The belief in reincarnation held a significant role in shaping the Roman understanding of the afterlife and the consequences of one’s actions in the present life. It provided a moral framework that emphasized the importance of virtuous behavior and the avoidance of wrongdoing. The Romans believed that the deeds and choices made in each life would influence the circumstances and experiences of future lives. Thus, the belief in reincarnation served as a means of encouraging individuals to lead righteous lives in order to attain higher levels of existence in subsequent rebirths. Through this intricate belief system, the ancient Romans sought to attain spiritual evolution and ultimately achieve liberation from the cycle of birth and death.

The Controversial Nature of Censorship in Roman Colosseums

In ancient Rome, the colosseums were notorious for their brutal spectacles, attracting thousands of spectators from all walks of life. However, these events were not without controversy, particularly when it came to the issue of censorship. Censorship in Roman colosseums involved the restriction or alteration of certain elements of the performances, such as the display of violence or sexually explicit scenes. While some argued for the importance of maintaining order and protecting public morality, others criticized censorship as a form of suppressing artistic expression and inhibiting the true nature of these spectacles.

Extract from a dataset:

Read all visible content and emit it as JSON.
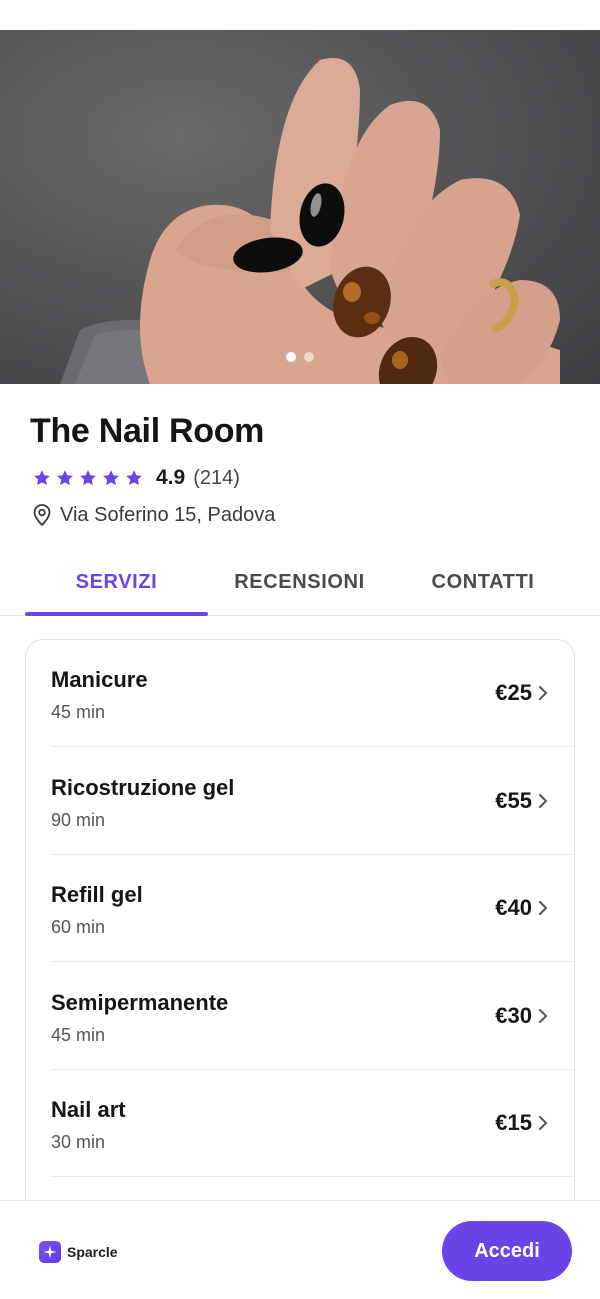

Proponents of censorship in Roman colosseums believed that it was necessary to control the extent of violence and explicit content in order to maintain a sense of decorum and prevent potential negative influences on the audience. They argued that excessive displays of brutality and sexuality could incite unruly behavior among the spectators and blur the line between entertainment and barbarity. By regulating and censoring certain aspects of the performances, these advocates aimed to strike a balance between the desire for thrilling spectacles and the need to maintain social order.

Previous article
Next article


Please enter your comment!
Please enter your name here

Most Popular

Recent Comments